[Start of Attachment]

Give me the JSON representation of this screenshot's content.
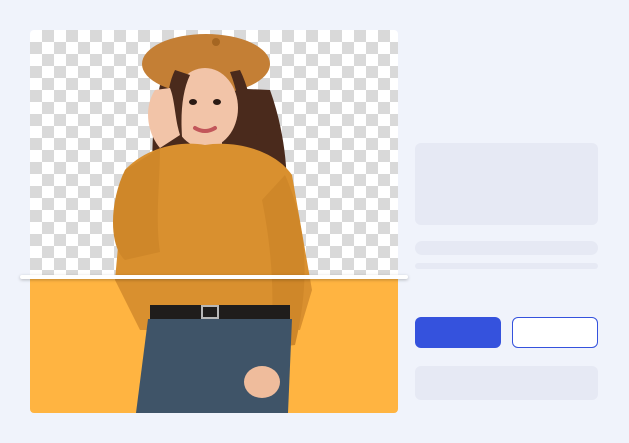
{
  "colors": {
    "page_background": "#f0f3fb",
    "checker_light": "#ffffff",
    "checker_dark": "#d9d9d9",
    "photo_background": "#ffb441",
    "skeleton": "#e6e9f4",
    "accent": "#3552dd",
    "sweater": "#d9902f",
    "jeans": "#3f5468",
    "hair": "#4a2a1c",
    "skin": "#f2c4a8"
  },
  "icons": {
    "subject": "person-photo-icon"
  },
  "actions": {
    "primary_label": "",
    "secondary_label": ""
  }
}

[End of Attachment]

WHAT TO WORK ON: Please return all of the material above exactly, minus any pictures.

COMPLETED TASK:
Give me the JSON representation of this screenshot's content.
{
  "colors": {
    "page_background": "#f0f3fb",
    "checker_light": "#ffffff",
    "checker_dark": "#d9d9d9",
    "photo_background": "#ffb441",
    "skeleton": "#e6e9f4",
    "accent": "#3552dd",
    "sweater": "#d9902f",
    "jeans": "#3f5468",
    "hair": "#4a2a1c",
    "skin": "#f2c4a8"
  },
  "icons": {
    "subject": "person-photo-icon"
  },
  "actions": {
    "primary_label": "",
    "secondary_label": ""
  }
}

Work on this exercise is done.